Known for its clever kitsch, as well as more sober examples of dinnerware, vases, and garden planters, McCoy pottery has been popular with collectors for a century. Whether you are drawn to tankards resembling pigs, monk-shaped cookie jars with the ominous inscription "Thou Shalt Not Steal" on their sides, or elegant Art Deco flower vases decorated with geometric designs in pastel hues, chances are your eye has alighted on a piece of McCoy.
One of the hallmarks of McCoy pottery is its functionality. A cartoonish sailor figurine, for example, striding along in bell-bottom trousers with a pack slung over his shoulder, has a slot for coins — he’s also a bank. Similarly, a woman peeking out from under a red brimmed hat appears to carry a basket in her arms, but the object she cradles is designed to hold topsoil and tulips—in other words, a planter.

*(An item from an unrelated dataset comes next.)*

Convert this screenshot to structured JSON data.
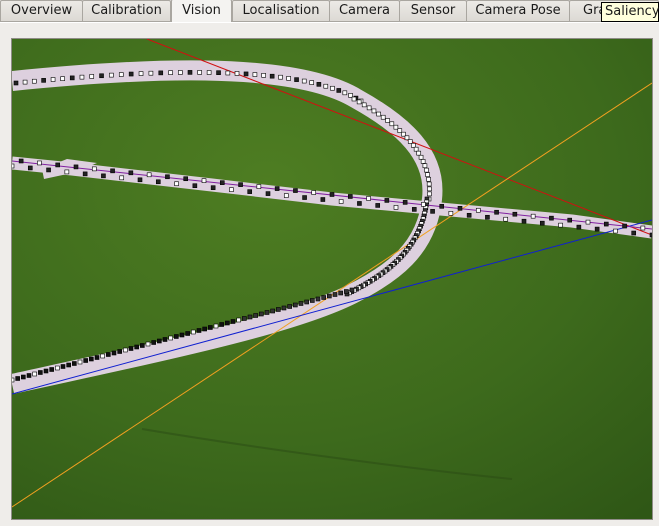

When the Nelson McCoy Sanitary Stoneware Company opened in 1910 in Roseville, Ohio near a good supply of local clay, functionality routinely trumped style as McCoy focused on serviceable food-storage jugs. Decorative touches to the stoneware were simple, using mostly salt- and slip-glaze techniques, but in 1925, when McCoy built the area's first tunnel kiln, expansion into a new world of whimsy became possible.
McCoy began producing the artware for which it became famous in 1926. Fired in the bright glazes popular in the mid-20s was everything from planters in the shapes of rhinoceroses and pineapples to umbrella stands.

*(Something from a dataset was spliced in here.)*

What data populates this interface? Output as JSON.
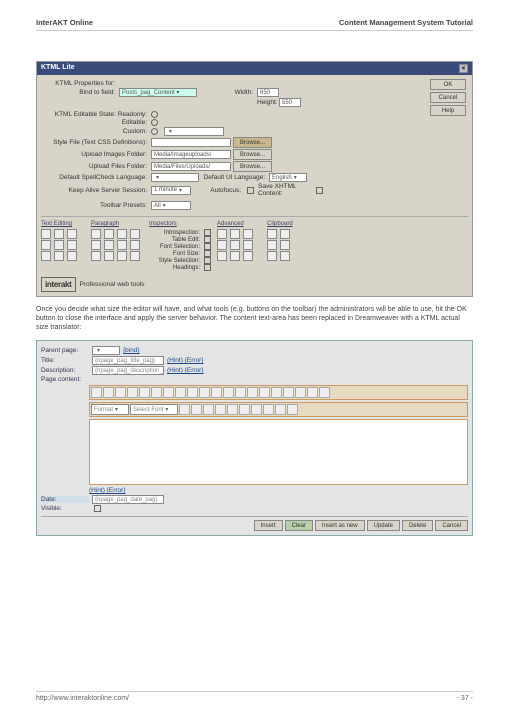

In the market for a cuspidor? McCoy’s were green, with bunches of grapes in high relief on their sides. Designers at the company created green cider sets with mugs shaped like barrels rather than basic beer cups, and instead of giving plants a plain home, McCoy bulb bowls featured parading elephants loping around their circumferences.
In the kitchen, McCoy introduced advances in decoration as well as functionality. For example, its mixing bowls of the 1920s were glazed in green rather than the standard yellow, and embossed with flowers and line motifs — more detail than home cooks had previously enjoyed. McCoy's mixing bowls also nested, so several could be stored in the space of one, a handy trick Homer Laughlin later employed in its famous Fiesta line.
In 1933, in the midst of the Great Depression, the company changed its name to McCoy Pottery Company — the term "sanitary" had fallen out of vogue. Because cash-strapped families...
Returning to its roots, McCoy’s first stoneware containers for baked goods were adorned with understated floral designs, but Duncan Curtiss, a savvy McCoy sales agent from New York, thought his company would do better if it had a little fun with these kitchen staples. Accordingly, McCoy started manufacturing novelty cookie jars, beginning in 1939 with “Mammy with Cauliflower,” whose billowy apron called up warm thoughts of buttery, home-baked goodness.
World War II slowed production (the company made ceramic land-mine casings), but by the end of the 1940s, McCoy’s cookie-jar and jardinière lines were in full swing again.
Most cookie jars from these postwar years are readily available because they were mass-produced, but collectors should be on the lookout for lost glaze and color. Grubby hands reaching for gingerbread snaps and chocolate pinwheels made this pottery form more susceptible to daily wear than other ceramics collectibles.
Despite their use, it's still possible to find well-preserved cookie jars in the shapes of kangaroos, Indians, clowns, Chinese lanterns, turkeys, grandfather clocks, and bananas, to name but a few of McCoy’s styles.
By the 1950s and ’60s, McCoy was producing some of its most sought-after cookie jars, as well as TV lamps, which exploded in popularity during this time. In the '70s and '80s, corporations routinely commissioned McCoy to produce advertising jars trumpeting their brands, Coca-Cola, Harley Davidson, and Quaker Oats among them.
Less likely to be damaged through use were McCoy vases and figurines. Today, collectors can score prime examples of Grecian-esque urns with slim looping handles, or yellow gnome statuettes. Other vases were swan-shaped or triangular, some resembled cornucopias, and still more were embossed with flowers in every shade of the pastel rainbow.
McCoy’s production reached its peak in the '50s, when the company employed almost 500 workers, but the times they were a-changing. By the 1970s, the company was cranking out barbecue sets with Old West themes and punch bowls with matching cups that dangled from the sides.
Earth-toned Lazy Susans held chips and dip at cocktail parties while Woodsy Owl was among the characters to grace the sides of McCoy cookie jars. These were old-looking styles in a youth-obsessed nation, and by 1990, after several ownership and management changes, the factory finally closed its doors.